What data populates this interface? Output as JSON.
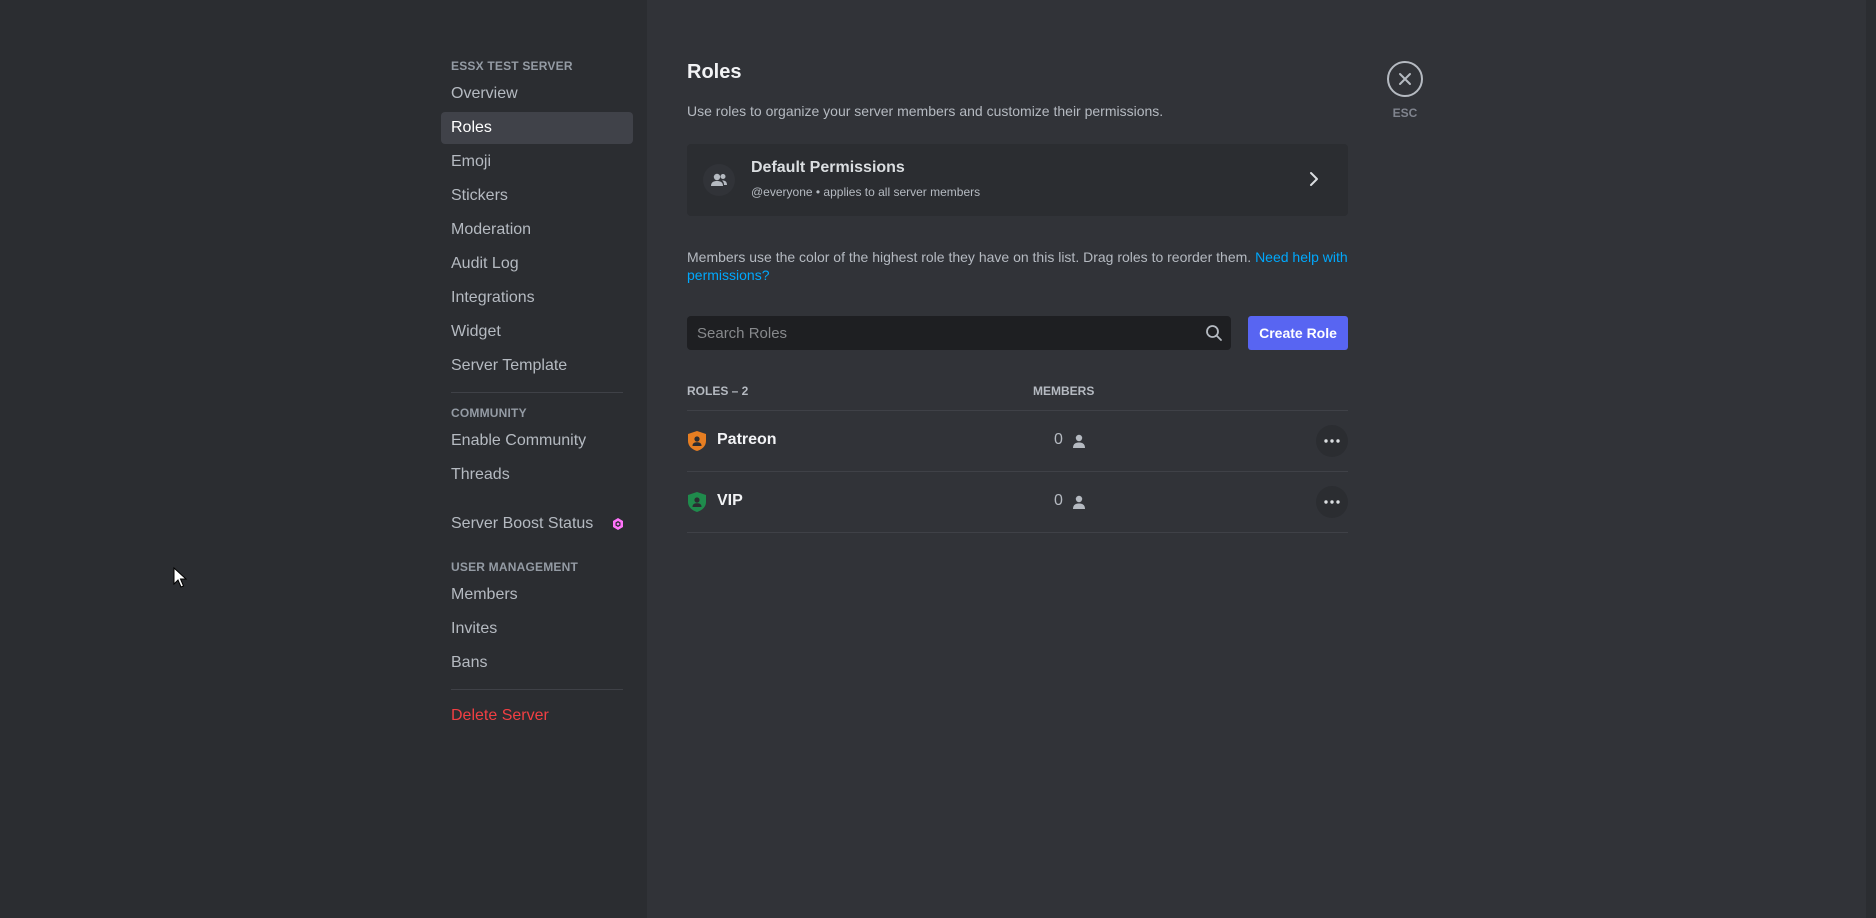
{
  "sidebar": {
    "server_section": "ESSX TEST SERVER",
    "server_items": [
      {
        "label": "Overview"
      },
      {
        "label": "Roles"
      },
      {
        "label": "Emoji"
      },
      {
        "label": "Stickers"
      },
      {
        "label": "Moderation"
      },
      {
        "label": "Audit Log"
      },
      {
        "label": "Integrations"
      },
      {
        "label": "Widget"
      },
      {
        "label": "Server Template"
      }
    ],
    "selected_item": "Roles",
    "community_section": "COMMUNITY",
    "community_items": [
      {
        "label": "Enable Community"
      },
      {
        "label": "Threads"
      }
    ],
    "boost_label": "Server Boost Status",
    "user_section": "USER MANAGEMENT",
    "user_items": [
      {
        "label": "Members"
      },
      {
        "label": "Invites"
      },
      {
        "label": "Bans"
      }
    ],
    "delete_label": "Delete Server"
  },
  "main": {
    "title": "Roles",
    "description": "Use roles to organize your server members and customize their permissions.",
    "default_permissions": {
      "title": "Default Permissions",
      "subtitle": "@everyone • applies to all server members"
    },
    "help_text": "Members use the color of the highest role they have on this list. Drag roles to reorder them.",
    "help_link": "Need help with permissions?",
    "search_placeholder": "Search Roles",
    "create_role_label": "Create Role",
    "table": {
      "roles_header": "ROLES – 2",
      "members_header": "MEMBERS",
      "rows": [
        {
          "name": "Patreon",
          "members": "0",
          "color": "#e67e22"
        },
        {
          "name": "VIP",
          "members": "0",
          "color": "#1f8b4c"
        }
      ]
    }
  },
  "close": {
    "label": "ESC"
  },
  "colors": {
    "accent": "#5865f2",
    "danger": "#f23f43",
    "link": "#00a8fc",
    "boost": "#ff73fa"
  }
}
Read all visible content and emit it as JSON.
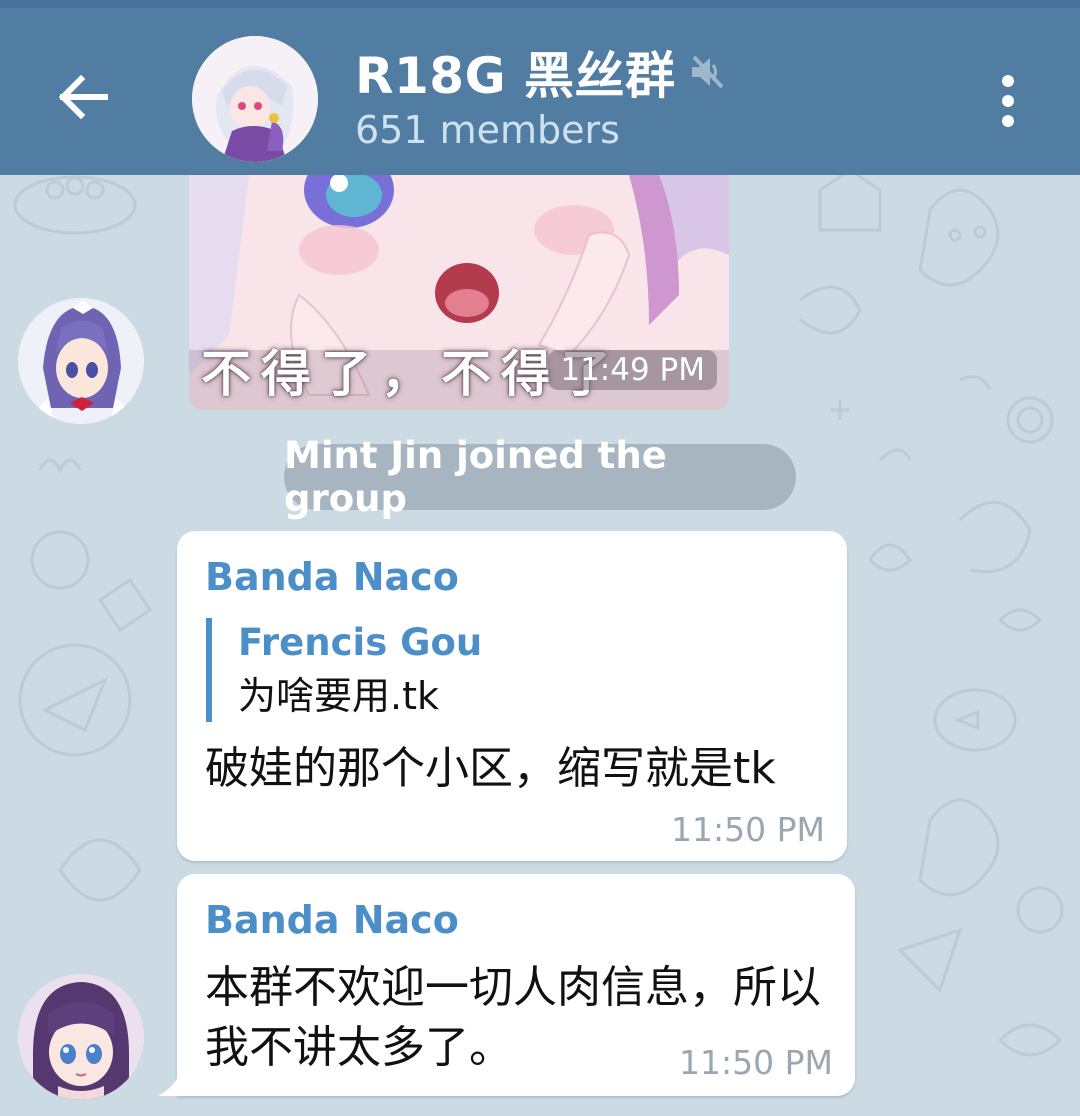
{
  "header": {
    "title": "R18G 黑丝群",
    "member_count": "651 members",
    "back_icon": "arrow-left-icon",
    "mute_icon": "muted-speaker-icon",
    "menu_icon": "more-vertical-icon"
  },
  "messages": [
    {
      "type": "sticker",
      "caption": "不得了，不得了",
      "time": "11:49 PM"
    },
    {
      "type": "service",
      "text": "Mint Jin joined the group"
    },
    {
      "type": "text",
      "sender": "Banda Naco",
      "reply": {
        "name": "Frencis Gou",
        "text": "为啥要用.tk"
      },
      "text": "破娃的那个小区，缩写就是tk",
      "time": "11:50 PM"
    },
    {
      "type": "text",
      "sender": "Banda Naco",
      "text": "本群不欢迎一切人肉信息，所以我不讲太多了。",
      "time": "11:50 PM"
    }
  ],
  "colors": {
    "header_bg": "#527da3",
    "chat_bg": "#ccdae3",
    "accent_blue": "#4c8fc8",
    "time_grey": "#9aa6b0"
  }
}
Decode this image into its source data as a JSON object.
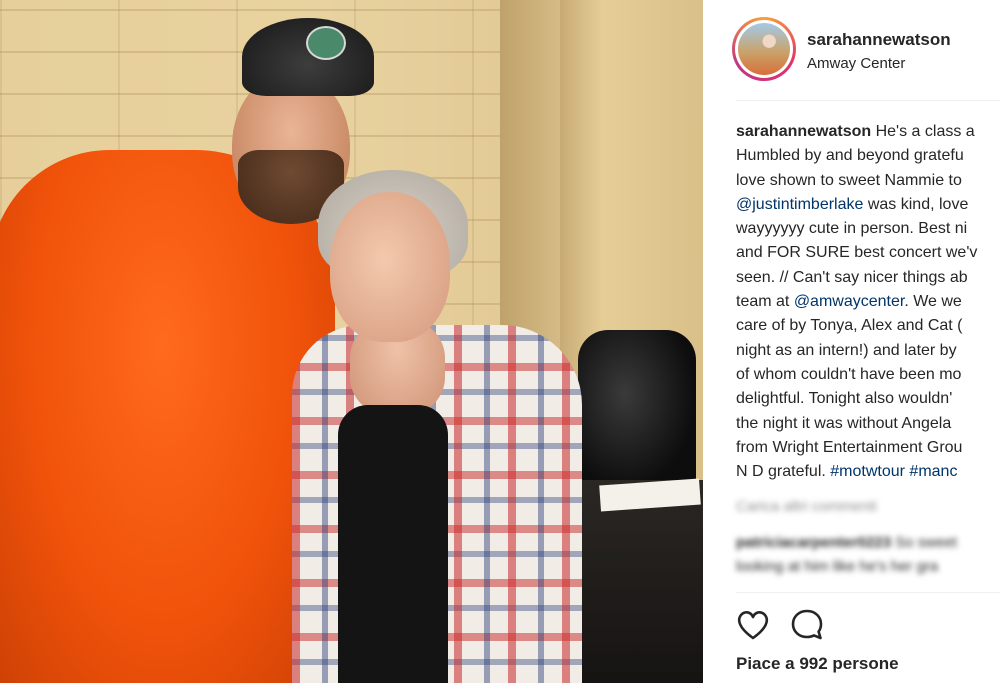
{
  "post": {
    "username": "sarahannewatson",
    "location": "Amway Center"
  },
  "caption": {
    "user": "sarahannewatson",
    "line1_text": " He's a class a",
    "line2": "Humbled by and beyond gratefu",
    "line3": "love shown to sweet Nammie to",
    "line4_mention": "@justintimberlake",
    "line4_text": " was kind, love",
    "line5": "wayyyyyy cute in person. Best ni",
    "line6": "and FOR SURE best concert we'v",
    "line7": "seen. // Can't say nicer things ab",
    "line8_text": "team at ",
    "line8_mention": "@amwaycenter",
    "line8_text2": ". We we",
    "line9": "care of by Tonya, Alex and Cat (",
    "line10": "night as an intern!) and later by",
    "line11": "of whom couldn't have been mo",
    "line12": "delightful. Tonight also wouldn'",
    "line13": "the night it was without Angela",
    "line14": "from Wright Entertainment Grou",
    "line15_text": "N D grateful. ",
    "line15_tag1": "#motwtour",
    "line15_space": " ",
    "line15_tag2": "#manc"
  },
  "comments": {
    "load_more": "Carica altri commenti",
    "comment1_user": "patriciacarpenter0223",
    "comment1_text": " So sweet",
    "comment2_text": "looking at him like he's her gra"
  },
  "actions": {
    "like_icon": "heart-icon",
    "comment_icon": "comment-bubble-icon"
  },
  "likes": {
    "text": "Piace a 992 persone"
  },
  "colors": {
    "text": "#262626",
    "link": "#003569",
    "muted": "#8e8e8e",
    "divider": "#efefef"
  }
}
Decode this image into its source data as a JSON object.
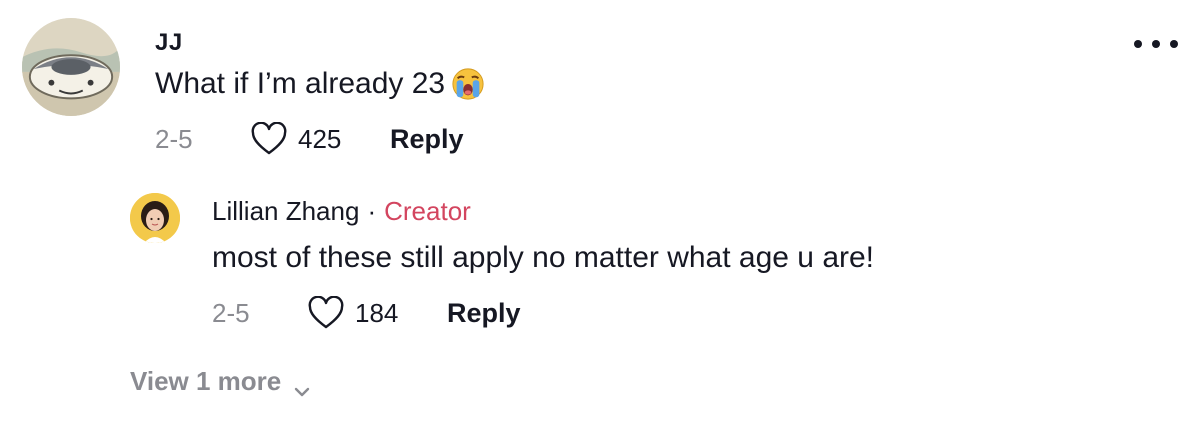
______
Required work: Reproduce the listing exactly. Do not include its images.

Output of the task:
What data populates this interface? Output as JSON.
{
  "sidebar": {
    "server_section": "ESSX TEST SERVER",
    "server_items": [
      {
        "label": "Overview"
      },
      {
        "label": "Roles"
      },
      {
        "label": "Emoji"
      },
      {
        "label": "Stickers"
      },
      {
        "label": "Moderation"
      },
      {
        "label": "Audit Log"
      },
      {
        "label": "Integrations"
      },
      {
        "label": "Widget"
      },
      {
        "label": "Server Template"
      }
    ],
    "selected_item": "Roles",
    "community_section": "COMMUNITY",
    "community_items": [
      {
        "label": "Enable Community"
      },
      {
        "label": "Threads"
      }
    ],
    "boost_label": "Server Boost Status",
    "user_section": "USER MANAGEMENT",
    "user_items": [
      {
        "label": "Members"
      },
      {
        "label": "Invites"
      },
      {
        "label": "Bans"
      }
    ],
    "delete_label": "Delete Server"
  },
  "main": {
    "title": "Roles",
    "description": "Use roles to organize your server members and customize their permissions.",
    "default_permissions": {
      "title": "Default Permissions",
      "subtitle": "@everyone • applies to all server members"
    },
    "help_text": "Members use the color of the highest role they have on this list. Drag roles to reorder them.",
    "help_link": "Need help with permissions?",
    "search_placeholder": "Search Roles",
    "create_role_label": "Create Role",
    "table": {
      "roles_header": "ROLES – 2",
      "members_header": "MEMBERS",
      "rows": [
        {
          "name": "Patreon",
          "members": "0",
          "color": "#e67e22"
        },
        {
          "name": "VIP",
          "members": "0",
          "color": "#1f8b4c"
        }
      ]
    }
  },
  "close": {
    "label": "ESC"
  },
  "colors": {
    "accent": "#5865f2",
    "danger": "#f23f43",
    "link": "#00a8fc",
    "boost": "#ff73fa"
  }
}
Read all visible content and emit it as JSON.
{
  "header": {
    "title": "R18G 黑丝群",
    "member_count": "651 members",
    "back_icon": "arrow-left-icon",
    "mute_icon": "muted-speaker-icon",
    "menu_icon": "more-vertical-icon"
  },
  "messages": [
    {
      "type": "sticker",
      "caption": "不得了，不得了",
      "time": "11:49 PM"
    },
    {
      "type": "service",
      "text": "Mint Jin joined the group"
    },
    {
      "type": "text",
      "sender": "Banda Naco",
      "reply": {
        "name": "Frencis Gou",
        "text": "为啥要用.tk"
      },
      "text": "破娃的那个小区，缩写就是tk",
      "time": "11:50 PM"
    },
    {
      "type": "text",
      "sender": "Banda Naco",
      "text": "本群不欢迎一切人肉信息，所以我不讲太多了。",
      "time": "11:50 PM"
    }
  ],
  "colors": {
    "header_bg": "#527da3",
    "chat_bg": "#ccdae3",
    "accent_blue": "#4c8fc8",
    "time_grey": "#9aa6b0"
  }
}
Decode this image into its source data as a JSON object.
{
  "post": {
    "username": "sarahannewatson",
    "location": "Amway Center"
  },
  "caption": {
    "user": "sarahannewatson",
    "line1_text": " He's a class a",
    "line2": "Humbled by and beyond gratefu",
    "line3": "love shown to sweet Nammie to",
    "line4_mention": "@justintimberlake",
    "line4_text": " was kind, love",
    "line5": "wayyyyyy cute in person. Best ni",
    "line6": "and FOR SURE best concert we'v",
    "line7": "seen. // Can't say nicer things ab",
    "line8_text": "team at ",
    "line8_mention": "@amwaycenter",
    "line8_text2": ". We we",
    "line9": "care of by Tonya, Alex and Cat (",
    "line10": "night as an intern!) and later by",
    "line11": "of whom couldn't have been mo",
    "line12": "delightful. Tonight also wouldn'",
    "line13": "the night it was without Angela",
    "line14": "from Wright Entertainment Grou",
    "line15_text": "N D grateful. ",
    "line15_tag1": "#motwtour",
    "line15_space": " ",
    "line15_tag2": "#manc"
  },
  "comments": {
    "load_more": "Carica altri commenti",
    "comment1_user": "patriciacarpenter0223",
    "comment1_text": " So sweet",
    "comment2_text": "looking at him like he's her gra"
  },
  "actions": {
    "like_icon": "heart-icon",
    "comment_icon": "comment-bubble-icon"
  },
  "likes": {
    "text": "Piace a 992 persone"
  },
  "colors": {
    "text": "#262626",
    "link": "#003569",
    "muted": "#8e8e8e",
    "divider": "#efefef"
  }
}
Decode this image into its source data as a JSON object.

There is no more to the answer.